Segment Start: Records supplied

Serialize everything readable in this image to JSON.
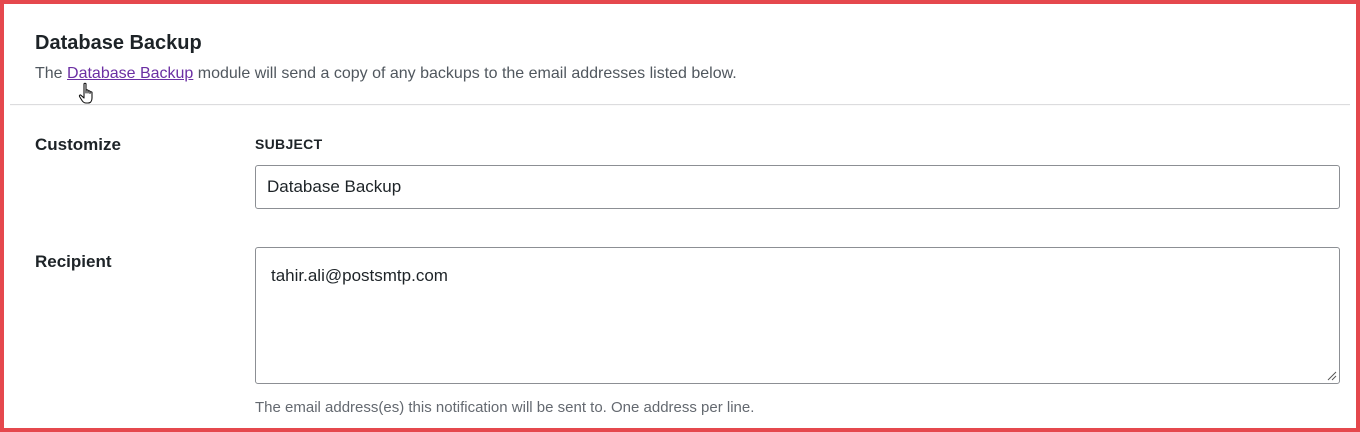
{
  "header": {
    "title": "Database Backup",
    "desc_prefix": "The ",
    "desc_link": "Database Backup",
    "desc_suffix": " module will send a copy of any backups to the email addresses listed below."
  },
  "customize": {
    "label": "Customize",
    "subject_label": "SUBJECT",
    "subject_value": "Database Backup"
  },
  "recipient": {
    "label": "Recipient",
    "value": "tahir.ali@postsmtp.com",
    "help": "The email address(es) this notification will be sent to. One address per line."
  },
  "colors": {
    "frame_border": "#e5484d",
    "link": "#6b2fa3",
    "input_border": "#8c8f94"
  },
  "icons": {
    "cursor": "hand-pointer-icon",
    "resize": "resize-grip-icon"
  }
}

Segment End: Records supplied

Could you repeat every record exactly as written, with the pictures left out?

Serialize everything readable in this image to JSON.
{
  "header": {
    "title": "Database Backup",
    "desc_prefix": "The ",
    "desc_link": "Database Backup",
    "desc_suffix": " module will send a copy of any backups to the email addresses listed below."
  },
  "customize": {
    "label": "Customize",
    "subject_label": "SUBJECT",
    "subject_value": "Database Backup"
  },
  "recipient": {
    "label": "Recipient",
    "value": "tahir.ali@postsmtp.com",
    "help": "The email address(es) this notification will be sent to. One address per line."
  },
  "colors": {
    "frame_border": "#e5484d",
    "link": "#6b2fa3",
    "input_border": "#8c8f94"
  },
  "icons": {
    "cursor": "hand-pointer-icon",
    "resize": "resize-grip-icon"
  }
}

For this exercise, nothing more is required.